There has been a lot of news since our last issue was published. George W. Bush was re-elected (probably -- since there are questions even about this election's validity). Congress deleted the US budget for new nuclear weapons. The Canadian government began a new review of its foreign policy -- a move that prompted our editors to survey the especially promising proposals of a number of peace and human rights organizations, which we have presented in this issue.
Especially heartening is the nonviolent protest movement that has gone on in the streets of Ukraine in December.(See Newsworthy.) Every time a group pulls off a nonviolent defence of democracy (as the Eastern Europeans have been doing with increasing frequency), the skeptics lose credibility for willfully ignoring the possibility of solving such issues without bloodshed.

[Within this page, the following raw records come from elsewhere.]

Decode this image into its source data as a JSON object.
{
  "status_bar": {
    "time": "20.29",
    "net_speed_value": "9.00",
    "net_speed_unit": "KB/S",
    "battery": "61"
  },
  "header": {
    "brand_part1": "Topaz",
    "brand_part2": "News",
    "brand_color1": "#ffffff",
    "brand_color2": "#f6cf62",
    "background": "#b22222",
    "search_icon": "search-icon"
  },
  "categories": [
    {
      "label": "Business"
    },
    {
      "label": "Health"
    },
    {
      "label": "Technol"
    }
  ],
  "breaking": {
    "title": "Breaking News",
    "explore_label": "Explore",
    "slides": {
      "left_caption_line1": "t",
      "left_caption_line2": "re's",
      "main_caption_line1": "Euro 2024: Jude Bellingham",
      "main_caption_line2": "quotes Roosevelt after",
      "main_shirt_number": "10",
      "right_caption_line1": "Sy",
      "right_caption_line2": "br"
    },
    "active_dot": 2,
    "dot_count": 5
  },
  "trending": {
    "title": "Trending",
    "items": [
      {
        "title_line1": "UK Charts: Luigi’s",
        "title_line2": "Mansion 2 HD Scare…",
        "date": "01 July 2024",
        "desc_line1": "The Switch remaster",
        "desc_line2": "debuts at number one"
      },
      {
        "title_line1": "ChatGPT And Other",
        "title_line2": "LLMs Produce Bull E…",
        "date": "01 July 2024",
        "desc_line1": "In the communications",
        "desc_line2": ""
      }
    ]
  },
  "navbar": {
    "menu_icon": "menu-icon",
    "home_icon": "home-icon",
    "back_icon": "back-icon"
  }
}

From eye-witness accounts, these protesters are motivated by extreme idealism. At the same time, there also are other less apparent considerations. For example, the departing dictator of Ukraine, Leonid Kuchma, had sent 1,600 troops to Iraq as part of Bush's "coalition," clearly with the encouragement of Russia's Putin. The opposition candidate, Yushchenko, had promised to pull those troops out if elected -- a pledge that annoyed Putin.

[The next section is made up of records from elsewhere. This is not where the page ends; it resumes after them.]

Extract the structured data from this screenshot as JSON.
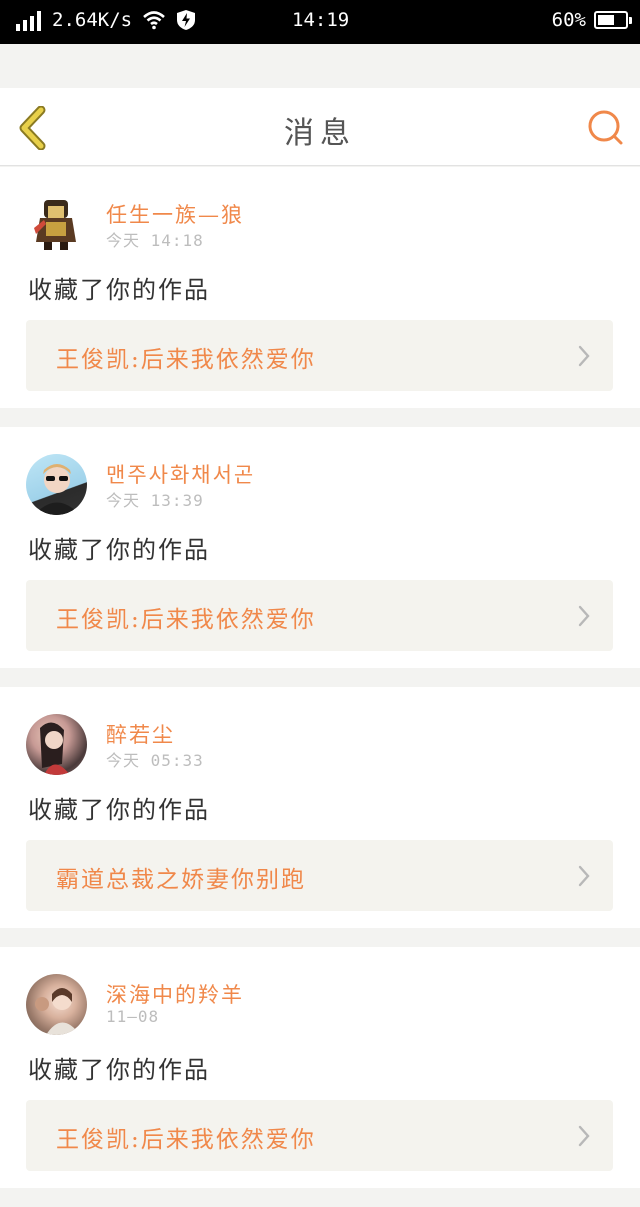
{
  "status_bar": {
    "speed": "2.64K/s",
    "time": "14:19",
    "battery": "60%",
    "battery_level": 0.6
  },
  "header": {
    "title": "消息"
  },
  "colors": {
    "accent": "#f0884a",
    "back_icon": "#e8d04a",
    "card_link_bg": "#f4f3ee"
  },
  "notifications": [
    {
      "username": "任生一族—狼",
      "time": "今天 14:18",
      "action": "收藏了你的作品",
      "work_title": "王俊凯:后来我依然爱你"
    },
    {
      "username": "맨주사화채서곤",
      "time": "今天 13:39",
      "action": "收藏了你的作品",
      "work_title": "王俊凯:后来我依然爱你"
    },
    {
      "username": "醉若尘",
      "time": "今天 05:33",
      "action": "收藏了你的作品",
      "work_title": "霸道总裁之娇妻你别跑"
    },
    {
      "username": "深海中的羚羊",
      "time": "11—08",
      "action": "收藏了你的作品",
      "work_title": "王俊凯:后来我依然爱你"
    }
  ]
}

Moreover, Yushchenko's positive orientation toward Europe was revealed in his support of an oil pipeline through Ukraine to Poland -- a line that had already been built, so as to reduce oil tanker traffic in the dangerously crowded Bosporus. The Russian government, not liking the independence that this financial deal afforded Ukraine, had insisted that the oil must flow in a reverse direction, toward Russia instead of toward Europe. This was promoted, not for practical economic reasons, but evidently to maintain Russia's influence over Ukraine. The long-term outcome remains to be seen, but the Kievans' method of protest is awe-inspiring -- one more validation of the work of Gene Sharp and Robert Helvey.

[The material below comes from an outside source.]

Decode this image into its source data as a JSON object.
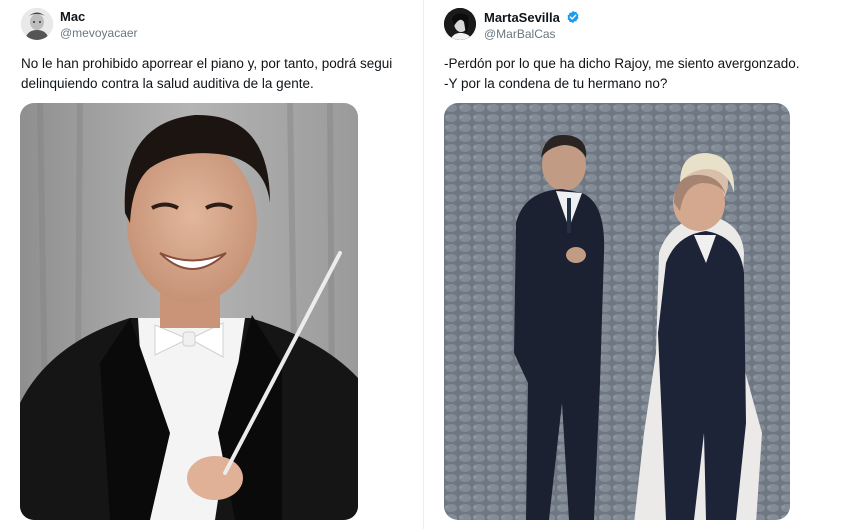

As Jesse Jackson commented, "In the Ukraine, citizens are in the streets protesting what they charge is a fixed election.... But in the United States, massive and systemic voter irregularities go unreported and unnoticed. Ohio is this election year's Florida. The vote in Ohio decided the presidential race, but it was marred by intolerable, and often partisan, irregularities and discrepancies. US citizens have as much reason as those in Kiev to be concerned that the fix was in....Democracy should not be for export only." Right you are, Reverend Jackson!